> [Problem requirements]:
An exact retyping of all lines below is the answer; pictures do not belong in it.

> [Excerpted records]:
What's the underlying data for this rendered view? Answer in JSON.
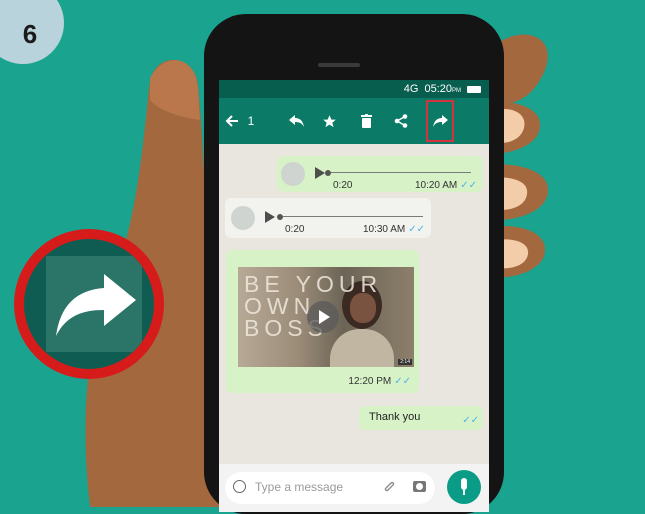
{
  "step": {
    "number": "6"
  },
  "status_bar": {
    "network": "4G",
    "time": "05:20",
    "period": "PM"
  },
  "toolbar": {
    "back_icon": "arrow-left-icon",
    "selected_count": "1",
    "actions": [
      "reply-icon",
      "star-icon",
      "delete-icon",
      "share-icon",
      "forward-icon"
    ],
    "highlighted_action": "forward-icon",
    "highlight_color": "#d8323f"
  },
  "messages": [
    {
      "type": "voice",
      "direction": "outgoing",
      "duration": "0:20",
      "time": "10:20 AM",
      "ticks": "✓✓"
    },
    {
      "type": "voice",
      "direction": "incoming",
      "duration": "0:20",
      "time": "10:30 AM",
      "ticks": "✓✓"
    },
    {
      "type": "video",
      "direction": "outgoing",
      "overlay_text": "BE YOUR\nOWN\nBOSS",
      "length": "2:14",
      "time": "12:20 PM",
      "ticks": "✓✓"
    },
    {
      "type": "text",
      "direction": "outgoing",
      "text": "Thank you",
      "ticks": "✓✓"
    }
  ],
  "input": {
    "placeholder": "Type a message",
    "emoji_icon": "emoji-icon",
    "attach_icon": "paperclip-icon",
    "camera_icon": "camera-icon",
    "mic_icon": "microphone-icon"
  },
  "callout": {
    "icon": "forward-icon",
    "ring_color": "#d61b1b"
  },
  "colors": {
    "background": "#1aa38f",
    "header": "#0b7a66",
    "status": "#075e4f",
    "outgoing_bubble": "#d7f2c6",
    "incoming_bubble": "#f2f2ee",
    "tick": "#4fb3e6"
  }
}
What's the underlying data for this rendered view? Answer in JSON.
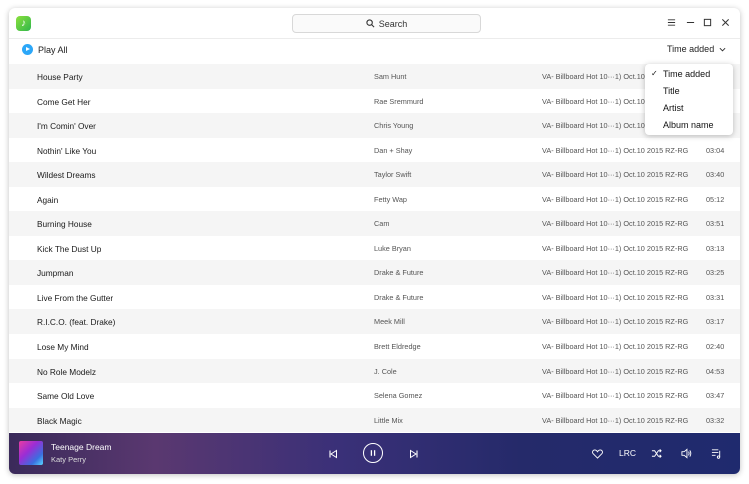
{
  "titlebar": {
    "search_label": "Search"
  },
  "toolbar": {
    "play_all_label": "Play All",
    "sort_label": "Time added"
  },
  "sort_menu": {
    "items": [
      {
        "label": "Time added",
        "checked": true
      },
      {
        "label": "Title",
        "checked": false
      },
      {
        "label": "Artist",
        "checked": false
      },
      {
        "label": "Album name",
        "checked": false
      }
    ]
  },
  "songs": [
    {
      "title": "House Party",
      "artist": "Sam Hunt",
      "album": "VA- Billboard Hot 10···1) Oct.10 2015 RZ-RG",
      "duration": ""
    },
    {
      "title": "Come Get Her",
      "artist": "Rae Sremmurd",
      "album": "VA- Billboard Hot 10···1) Oct.10 2015 RZ-RG",
      "duration": ""
    },
    {
      "title": "I'm Comin' Over",
      "artist": "Chris Young",
      "album": "VA- Billboard Hot 10···1) Oct.10 2015 RZ-RG",
      "duration": ""
    },
    {
      "title": "Nothin' Like You",
      "artist": "Dan + Shay",
      "album": "VA- Billboard Hot 10···1) Oct.10 2015 RZ-RG",
      "duration": "03:04"
    },
    {
      "title": "Wildest Dreams",
      "artist": "Taylor Swift",
      "album": "VA- Billboard Hot 10···1) Oct.10 2015 RZ-RG",
      "duration": "03:40"
    },
    {
      "title": "Again",
      "artist": "Fetty Wap",
      "album": "VA- Billboard Hot 10···1) Oct.10 2015 RZ-RG",
      "duration": "05:12"
    },
    {
      "title": "Burning House",
      "artist": "Cam",
      "album": "VA- Billboard Hot 10···1) Oct.10 2015 RZ-RG",
      "duration": "03:51"
    },
    {
      "title": "Kick The Dust Up",
      "artist": "Luke Bryan",
      "album": "VA- Billboard Hot 10···1) Oct.10 2015 RZ-RG",
      "duration": "03:13"
    },
    {
      "title": "Jumpman",
      "artist": "Drake & Future",
      "album": "VA- Billboard Hot 10···1) Oct.10 2015 RZ-RG",
      "duration": "03:25"
    },
    {
      "title": "Live From the Gutter",
      "artist": "Drake & Future",
      "album": "VA- Billboard Hot 10···1) Oct.10 2015 RZ-RG",
      "duration": "03:31"
    },
    {
      "title": "R.I.C.O. (feat. Drake)",
      "artist": "Meek Mill",
      "album": "VA- Billboard Hot 10···1) Oct.10 2015 RZ-RG",
      "duration": "03:17"
    },
    {
      "title": "Lose My Mind",
      "artist": "Brett Eldredge",
      "album": "VA- Billboard Hot 10···1) Oct.10 2015 RZ-RG",
      "duration": "02:40"
    },
    {
      "title": "No Role Modelz",
      "artist": "J. Cole",
      "album": "VA- Billboard Hot 10···1) Oct.10 2015 RZ-RG",
      "duration": "04:53"
    },
    {
      "title": "Same Old Love",
      "artist": "Selena Gomez",
      "album": "VA- Billboard Hot 10···1) Oct.10 2015 RZ-RG",
      "duration": "03:47"
    },
    {
      "title": "Black Magic",
      "artist": "Little Mix",
      "album": "VA- Billboard Hot 10···1) Oct.10 2015 RZ-RG",
      "duration": "03:32"
    }
  ],
  "player": {
    "track_title": "Teenage Dream",
    "track_artist": "Katy Perry",
    "lrc_label": "LRC"
  }
}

> [Exercise response]:
What's the underlying data for this rendered view? Answer in JSON.
{
  "step": {
    "number": "6"
  },
  "status_bar": {
    "network": "4G",
    "time": "05:20",
    "period": "PM"
  },
  "toolbar": {
    "back_icon": "arrow-left-icon",
    "selected_count": "1",
    "actions": [
      "reply-icon",
      "star-icon",
      "delete-icon",
      "share-icon",
      "forward-icon"
    ],
    "highlighted_action": "forward-icon",
    "highlight_color": "#d8323f"
  },
  "messages": [
    {
      "type": "voice",
      "direction": "outgoing",
      "duration": "0:20",
      "time": "10:20 AM",
      "ticks": "✓✓"
    },
    {
      "type": "voice",
      "direction": "incoming",
      "duration": "0:20",
      "time": "10:30 AM",
      "ticks": "✓✓"
    },
    {
      "type": "video",
      "direction": "outgoing",
      "overlay_text": "BE YOUR\nOWN\nBOSS",
      "length": "2:14",
      "time": "12:20 PM",
      "ticks": "✓✓"
    },
    {
      "type": "text",
      "direction": "outgoing",
      "text": "Thank you",
      "ticks": "✓✓"
    }
  ],
  "input": {
    "placeholder": "Type a message",
    "emoji_icon": "emoji-icon",
    "attach_icon": "paperclip-icon",
    "camera_icon": "camera-icon",
    "mic_icon": "microphone-icon"
  },
  "callout": {
    "icon": "forward-icon",
    "ring_color": "#d61b1b"
  },
  "colors": {
    "background": "#1aa38f",
    "header": "#0b7a66",
    "status": "#075e4f",
    "outgoing_bubble": "#d7f2c6",
    "incoming_bubble": "#f2f2ee",
    "tick": "#4fb3e6"
  }
}
What's the underlying data for this rendered view? Answer in JSON.
{
  "titlebar": {
    "search_label": "Search"
  },
  "toolbar": {
    "play_all_label": "Play All",
    "sort_label": "Time added"
  },
  "sort_menu": {
    "items": [
      {
        "label": "Time added",
        "checked": true
      },
      {
        "label": "Title",
        "checked": false
      },
      {
        "label": "Artist",
        "checked": false
      },
      {
        "label": "Album name",
        "checked": false
      }
    ]
  },
  "songs": [
    {
      "title": "House Party",
      "artist": "Sam Hunt",
      "album": "VA- Billboard Hot 10···1) Oct.10 2015 RZ-RG",
      "duration": ""
    },
    {
      "title": "Come Get Her",
      "artist": "Rae Sremmurd",
      "album": "VA- Billboard Hot 10···1) Oct.10 2015 RZ-RG",
      "duration": ""
    },
    {
      "title": "I'm Comin' Over",
      "artist": "Chris Young",
      "album": "VA- Billboard Hot 10···1) Oct.10 2015 RZ-RG",
      "duration": ""
    },
    {
      "title": "Nothin' Like You",
      "artist": "Dan + Shay",
      "album": "VA- Billboard Hot 10···1) Oct.10 2015 RZ-RG",
      "duration": "03:04"
    },
    {
      "title": "Wildest Dreams",
      "artist": "Taylor Swift",
      "album": "VA- Billboard Hot 10···1) Oct.10 2015 RZ-RG",
      "duration": "03:40"
    },
    {
      "title": "Again",
      "artist": "Fetty Wap",
      "album": "VA- Billboard Hot 10···1) Oct.10 2015 RZ-RG",
      "duration": "05:12"
    },
    {
      "title": "Burning House",
      "artist": "Cam",
      "album": "VA- Billboard Hot 10···1) Oct.10 2015 RZ-RG",
      "duration": "03:51"
    },
    {
      "title": "Kick The Dust Up",
      "artist": "Luke Bryan",
      "album": "VA- Billboard Hot 10···1) Oct.10 2015 RZ-RG",
      "duration": "03:13"
    },
    {
      "title": "Jumpman",
      "artist": "Drake & Future",
      "album": "VA- Billboard Hot 10···1) Oct.10 2015 RZ-RG",
      "duration": "03:25"
    },
    {
      "title": "Live From the Gutter",
      "artist": "Drake & Future",
      "album": "VA- Billboard Hot 10···1) Oct.10 2015 RZ-RG",
      "duration": "03:31"
    },
    {
      "title": "R.I.C.O. (feat. Drake)",
      "artist": "Meek Mill",
      "album": "VA- Billboard Hot 10···1) Oct.10 2015 RZ-RG",
      "duration": "03:17"
    },
    {
      "title": "Lose My Mind",
      "artist": "Brett Eldredge",
      "album": "VA- Billboard Hot 10···1) Oct.10 2015 RZ-RG",
      "duration": "02:40"
    },
    {
      "title": "No Role Modelz",
      "artist": "J. Cole",
      "album": "VA- Billboard Hot 10···1) Oct.10 2015 RZ-RG",
      "duration": "04:53"
    },
    {
      "title": "Same Old Love",
      "artist": "Selena Gomez",
      "album": "VA- Billboard Hot 10···1) Oct.10 2015 RZ-RG",
      "duration": "03:47"
    },
    {
      "title": "Black Magic",
      "artist": "Little Mix",
      "album": "VA- Billboard Hot 10···1) Oct.10 2015 RZ-RG",
      "duration": "03:32"
    }
  ],
  "player": {
    "track_title": "Teenage Dream",
    "track_artist": "Katy Perry",
    "lrc_label": "LRC"
  }
}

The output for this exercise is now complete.